The deal, also signed by Jordan, remarkably resembles the Obama administration’s Mideast deals that Trump (rightly) criticized so harshly during the 2016 presidential campaign. And sure enough, just like the nuclear deal with Iran and the deal with Russia on Syria’s chemical weapons, this new pact strengthens Iran — despite Washington’s assurances otherwise.
One part of the deal, meant to reach a long-lasting ceasefire in southern Syria, stresses the need for the “reduction, and ultimate elimination, of foreign forces and foreign fighters from the area.” Spokesmen for Secretary of State Rex Tillerson, who negotiated it with his Kremlin counterpart Sergey Lavrov, indicate that passage is meant to remove Iran and its proxy fighters from Syria.
But does it?
Lavrov said Tuesday that Moscow never promised anything like that. The Iranian presence in Syria is “legitimate,” Lavrov said. The only unwanted outsiders are “various foreign terrorists, militants who are attached to those groups of armed opposition that the US supports.”
Oops. A Mideast deal with Russia is falling apart before the ink is dry.
Just like that Nobel-worthy 2013 pact to rid Syria of chemical weapons. Since then, there were so many deadly chemical attacks in Syria that now Moscow and Washington can’t even agree on how to monitor them.
And just like the 2015 pact known as the Joint Comprehensive Plan of Action, ostensibly aimed at halting Iran’s nuclear progress (while allowing it to develop nuclear-capable missiles and intensify its research and uranium enrichment). Now even some of Trump’s opponents agree on the need to fix it, but Russia says, Hey, a deal’s a deal.
Why even sign Mideast deals with Russia when it doesn’t share our goals there?
Moscow doesn’t mind Iranian advances. Hezbollah and other Iranian-backed militias were very helpful in Syria, securing the Kremlin’s top goal of keeping the butcher Bashar al-Assad in power. For its trouble, Iran has won a large measure of control over the future of Syria, just as it controls neighboring Lebanon.
Tehran is setting up Syrian and Lebanese missile factories. As the BBC reported over the weekend, it’s now also building a permanent Syrian military base, located just south of Damascus and merely 30 miles from the Israeli side of the Golan Heights.
No wonder Jerusalem is nervous. Israel isn’t a party to the US-Russia deal, as Prime Minister Benjamin Netanyahu noted Monday, adding he “informed our friends in Washington and our friends in Moscow that we will operate” in Syria “in accordance with our security needs.”
Translation: The Israel Defense Forces will continue to forcibly prevent Iran and Hezbollah from creating a beachhead near its Syrian border. Netanyahu has long drawn a red line around such a presence, and the IDF has strictly enforced it.
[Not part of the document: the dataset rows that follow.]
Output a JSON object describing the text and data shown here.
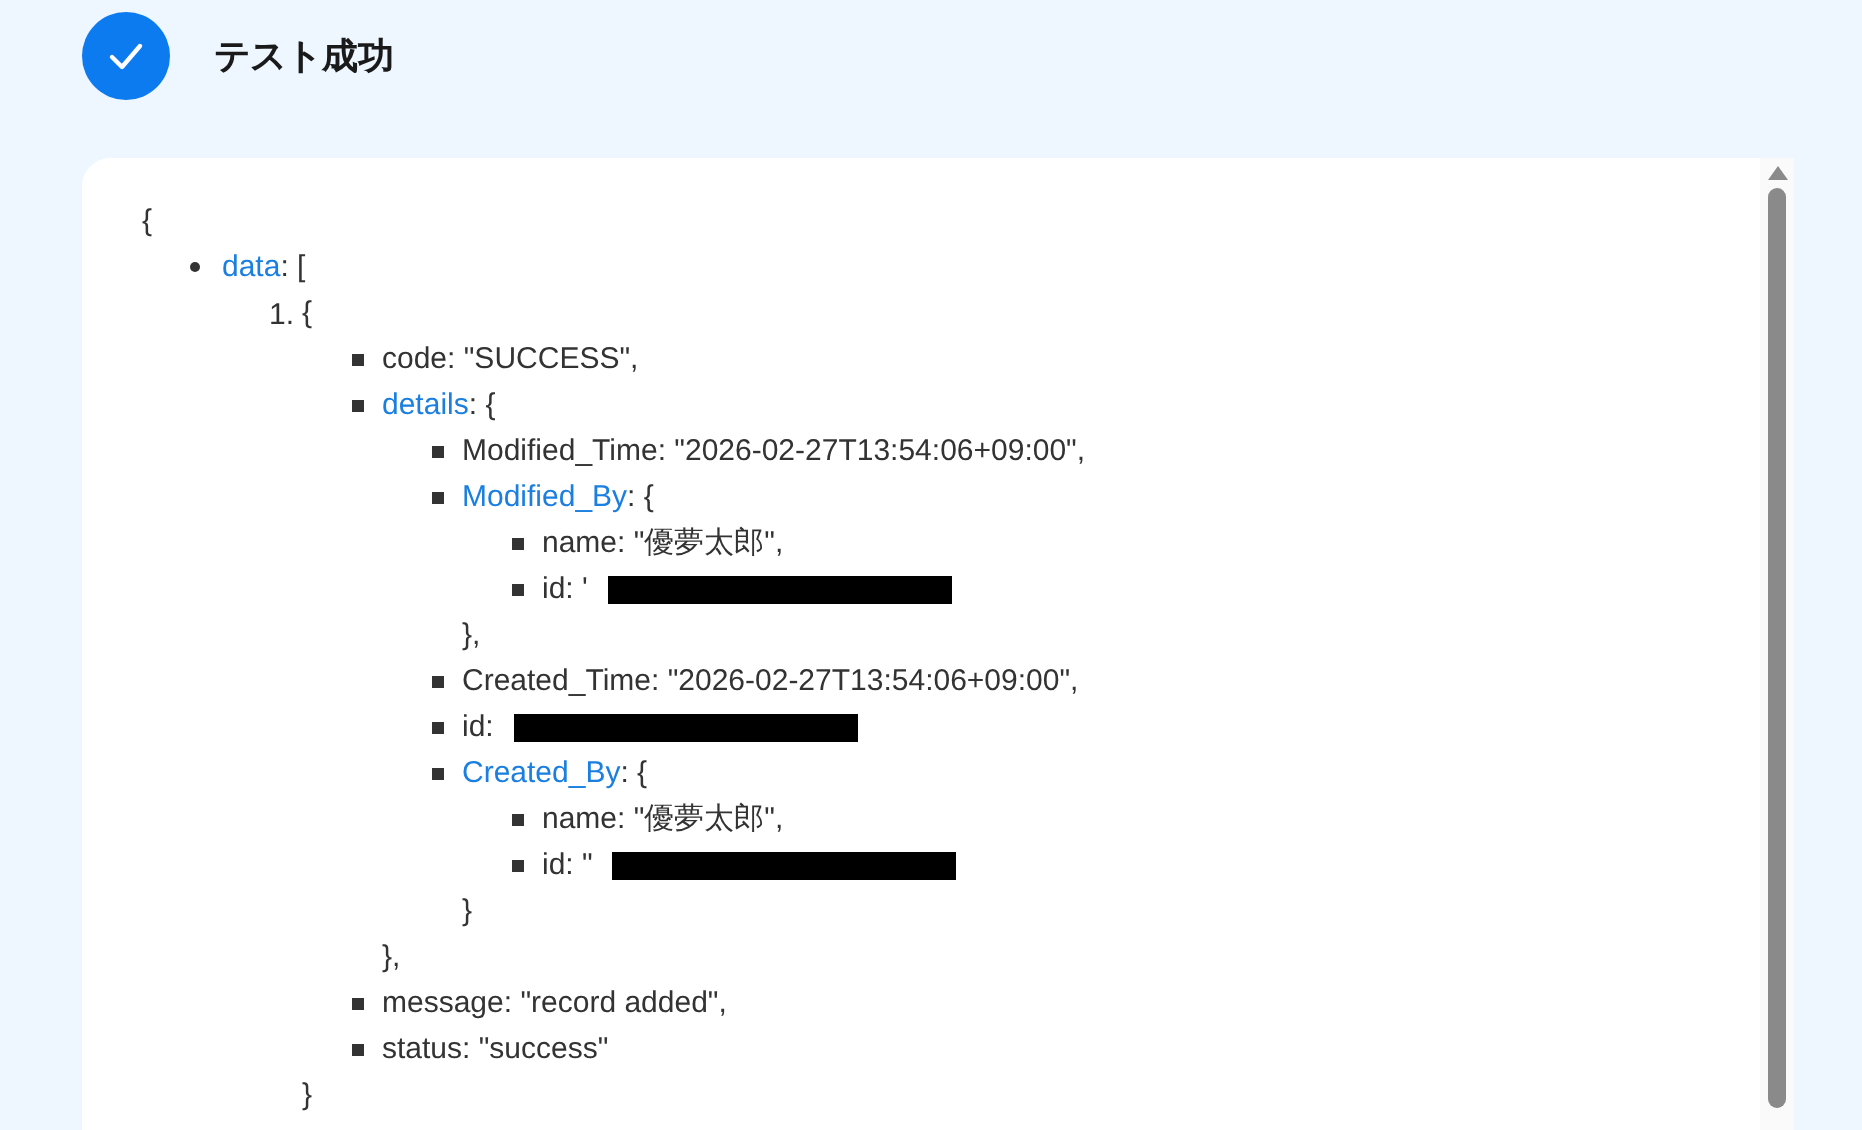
{
  "header": {
    "title": "テスト成功",
    "kind": "success"
  },
  "tree": {
    "text": "{",
    "children": [
      {
        "kind": "disc",
        "key": "data",
        "link": true,
        "text": ": [",
        "children": [
          {
            "kind": "number",
            "number": "1.",
            "text": "{",
            "close": "}",
            "children": [
              {
                "kind": "square",
                "text": "code: \"SUCCESS\","
              },
              {
                "kind": "square",
                "key": "details",
                "link": true,
                "text": ": {",
                "close": "},",
                "children": [
                  {
                    "kind": "square",
                    "text": "Modified_Time: \"2026-02-27T13:54:06+09:00\","
                  },
                  {
                    "kind": "square",
                    "key": "Modified_By",
                    "link": true,
                    "text": ": {",
                    "close": "},",
                    "children": [
                      {
                        "kind": "square",
                        "text": "name: \"優夢太郎\","
                      },
                      {
                        "kind": "square",
                        "text": "id: '",
                        "redacted": true
                      }
                    ]
                  },
                  {
                    "kind": "square",
                    "text": "Created_Time: \"2026-02-27T13:54:06+09:00\","
                  },
                  {
                    "kind": "square",
                    "text": "id:",
                    "redacted": true
                  },
                  {
                    "kind": "square",
                    "key": "Created_By",
                    "link": true,
                    "text": ": {",
                    "close": "}",
                    "children": [
                      {
                        "kind": "square",
                        "text": "name: \"優夢太郎\","
                      },
                      {
                        "kind": "square",
                        "text": "id: \"",
                        "redacted": true
                      }
                    ]
                  }
                ]
              },
              {
                "kind": "square",
                "text": "message: \"record added\","
              },
              {
                "kind": "square",
                "text": "status: \"success\""
              }
            ]
          }
        ]
      }
    ]
  }
}
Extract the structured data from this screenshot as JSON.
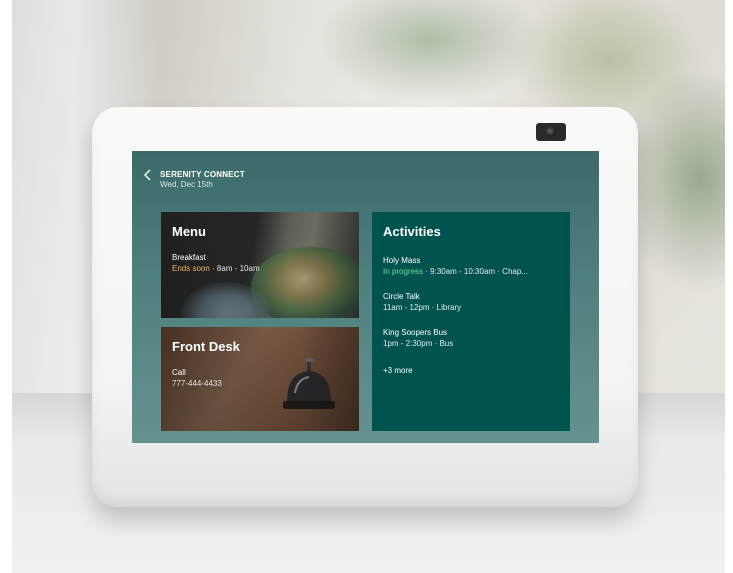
{
  "header": {
    "title": "SERENITY CONNECT",
    "date": "Wed, Dec 15th"
  },
  "menu": {
    "title": "Menu",
    "meal": "Breakfast",
    "status": "Ends soon",
    "time": " · 8am - 10am"
  },
  "front_desk": {
    "title": "Front Desk",
    "action": "Call",
    "phone": "777-444-4433"
  },
  "activities": {
    "title": "Activities",
    "items": [
      {
        "name": "Holy Mass",
        "status": "In progress",
        "detail": " · 9:30am - 10:30am · Chap..."
      },
      {
        "name": "Circle Talk",
        "detail": "11am - 12pm · Library"
      },
      {
        "name": "King Soopers Bus",
        "detail": "1pm - 2:30pm · Bus"
      }
    ],
    "more": "+3 more"
  },
  "colors": {
    "activities_bg": "#00534f",
    "in_progress": "#6fdc9a",
    "ends_soon": "#f2b35c"
  }
}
This week the IDF redeployed Iron Dome anti-missile systems in the south, as Iranian Gaza proxy group Palestinian Islamic Jihad threatens a new war. At the same time, a tense political crisis in Lebanon may add an incentive for Hezbollah to attack as well.
The Saudis, who have instigated the latest crisis in a somewhat clumsy attempt to free Lebanon from Iran, are already beginning to siphon funds from Lebanese banks, the country’s most important economic lifeline. Meanwhile, even some of Hezbollah’s supporters wonder why the group should continue to bleed in Syria when the main enemy was always supposed to be Israel.
With all that, and with the Syrian wars winding down and Iran’s confidence rising, Tehran, or one of its affiliates, may be tempted to turn on Israel next. A new legitimation for the Iran-led coalition in Syria, signed off by America no less, can only make the situation more combustible.
In other words, Trump has just signed a pact that in many ways resembles the “worst deal ever,” as he often calls the JCPOA and other Obama deals. True, we must have some continuity in foreign policy, but this?